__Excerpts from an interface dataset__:
BEGIN

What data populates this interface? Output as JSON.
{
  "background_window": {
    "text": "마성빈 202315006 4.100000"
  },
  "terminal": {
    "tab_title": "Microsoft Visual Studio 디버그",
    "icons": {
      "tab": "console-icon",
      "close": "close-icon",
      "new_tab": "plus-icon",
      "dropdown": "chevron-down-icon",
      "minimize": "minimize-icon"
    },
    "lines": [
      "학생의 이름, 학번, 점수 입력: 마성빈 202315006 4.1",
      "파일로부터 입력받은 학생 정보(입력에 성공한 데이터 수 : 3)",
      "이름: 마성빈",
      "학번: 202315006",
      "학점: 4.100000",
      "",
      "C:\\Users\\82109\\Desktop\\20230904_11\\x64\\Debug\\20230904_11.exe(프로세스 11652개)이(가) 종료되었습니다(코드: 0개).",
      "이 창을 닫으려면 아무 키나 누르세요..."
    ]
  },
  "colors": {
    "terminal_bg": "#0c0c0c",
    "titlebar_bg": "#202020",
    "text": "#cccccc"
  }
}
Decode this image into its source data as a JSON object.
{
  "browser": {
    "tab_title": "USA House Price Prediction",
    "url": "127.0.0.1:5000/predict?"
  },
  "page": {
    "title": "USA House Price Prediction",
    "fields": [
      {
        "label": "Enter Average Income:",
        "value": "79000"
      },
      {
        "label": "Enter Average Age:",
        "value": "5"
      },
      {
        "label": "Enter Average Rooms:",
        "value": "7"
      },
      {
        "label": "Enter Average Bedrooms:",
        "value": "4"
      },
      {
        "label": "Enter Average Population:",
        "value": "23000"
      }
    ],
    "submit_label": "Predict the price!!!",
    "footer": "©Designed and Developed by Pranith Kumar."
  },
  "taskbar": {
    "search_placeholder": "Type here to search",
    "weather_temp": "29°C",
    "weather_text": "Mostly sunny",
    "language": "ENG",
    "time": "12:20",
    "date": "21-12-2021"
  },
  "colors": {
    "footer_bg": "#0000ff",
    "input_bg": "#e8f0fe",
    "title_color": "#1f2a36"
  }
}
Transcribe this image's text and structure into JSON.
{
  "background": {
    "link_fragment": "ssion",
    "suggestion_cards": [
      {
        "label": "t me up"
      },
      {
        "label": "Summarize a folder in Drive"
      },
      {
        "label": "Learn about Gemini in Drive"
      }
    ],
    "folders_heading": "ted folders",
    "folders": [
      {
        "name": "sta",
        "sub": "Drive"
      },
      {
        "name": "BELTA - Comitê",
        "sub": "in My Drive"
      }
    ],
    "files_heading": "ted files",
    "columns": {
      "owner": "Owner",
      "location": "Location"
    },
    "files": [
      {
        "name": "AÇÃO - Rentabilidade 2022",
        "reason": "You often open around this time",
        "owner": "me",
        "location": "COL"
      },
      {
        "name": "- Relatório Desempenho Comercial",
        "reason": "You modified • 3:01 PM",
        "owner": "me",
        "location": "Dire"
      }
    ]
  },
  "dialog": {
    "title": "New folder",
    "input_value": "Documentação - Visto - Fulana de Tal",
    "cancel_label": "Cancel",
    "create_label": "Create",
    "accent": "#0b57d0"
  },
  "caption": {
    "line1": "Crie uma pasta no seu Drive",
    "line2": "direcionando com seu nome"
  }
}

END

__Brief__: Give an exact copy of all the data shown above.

__Solution for this problem__:
What data populates this interface? Output as JSON.
{
  "background_window": {
    "text": "마성빈 202315006 4.100000"
  },
  "terminal": {
    "tab_title": "Microsoft Visual Studio 디버그",
    "icons": {
      "tab": "console-icon",
      "close": "close-icon",
      "new_tab": "plus-icon",
      "dropdown": "chevron-down-icon",
      "minimize": "minimize-icon"
    },
    "lines": [
      "학생의 이름, 학번, 점수 입력: 마성빈 202315006 4.1",
      "파일로부터 입력받은 학생 정보(입력에 성공한 데이터 수 : 3)",
      "이름: 마성빈",
      "학번: 202315006",
      "학점: 4.100000",
      "",
      "C:\\Users\\82109\\Desktop\\20230904_11\\x64\\Debug\\20230904_11.exe(프로세스 11652개)이(가) 종료되었습니다(코드: 0개).",
      "이 창을 닫으려면 아무 키나 누르세요..."
    ]
  },
  "colors": {
    "terminal_bg": "#0c0c0c",
    "titlebar_bg": "#202020",
    "text": "#cccccc"
  }
}
Decode this image into its source data as a JSON object.
{
  "browser": {
    "tab_title": "USA House Price Prediction",
    "url": "127.0.0.1:5000/predict?"
  },
  "page": {
    "title": "USA House Price Prediction",
    "fields": [
      {
        "label": "Enter Average Income:",
        "value": "79000"
      },
      {
        "label": "Enter Average Age:",
        "value": "5"
      },
      {
        "label": "Enter Average Rooms:",
        "value": "7"
      },
      {
        "label": "Enter Average Bedrooms:",
        "value": "4"
      },
      {
        "label": "Enter Average Population:",
        "value": "23000"
      }
    ],
    "submit_label": "Predict the price!!!",
    "footer": "©Designed and Developed by Pranith Kumar."
  },
  "taskbar": {
    "search_placeholder": "Type here to search",
    "weather_temp": "29°C",
    "weather_text": "Mostly sunny",
    "language": "ENG",
    "time": "12:20",
    "date": "21-12-2021"
  },
  "colors": {
    "footer_bg": "#0000ff",
    "input_bg": "#e8f0fe",
    "title_color": "#1f2a36"
  }
}
Transcribe this image's text and structure into JSON.
{
  "background": {
    "link_fragment": "ssion",
    "suggestion_cards": [
      {
        "label": "t me up"
      },
      {
        "label": "Summarize a folder in Drive"
      },
      {
        "label": "Learn about Gemini in Drive"
      }
    ],
    "folders_heading": "ted folders",
    "folders": [
      {
        "name": "sta",
        "sub": "Drive"
      },
      {
        "name": "BELTA - Comitê",
        "sub": "in My Drive"
      }
    ],
    "files_heading": "ted files",
    "columns": {
      "owner": "Owner",
      "location": "Location"
    },
    "files": [
      {
        "name": "AÇÃO - Rentabilidade 2022",
        "reason": "You often open around this time",
        "owner": "me",
        "location": "COL"
      },
      {
        "name": "- Relatório Desempenho Comercial",
        "reason": "You modified • 3:01 PM",
        "owner": "me",
        "location": "Dire"
      }
    ]
  },
  "dialog": {
    "title": "New folder",
    "input_value": "Documentação - Visto - Fulana de Tal",
    "cancel_label": "Cancel",
    "create_label": "Create",
    "accent": "#0b57d0"
  },
  "caption": {
    "line1": "Crie uma pasta no seu Drive",
    "line2": "direcionando com seu nome"
  }
}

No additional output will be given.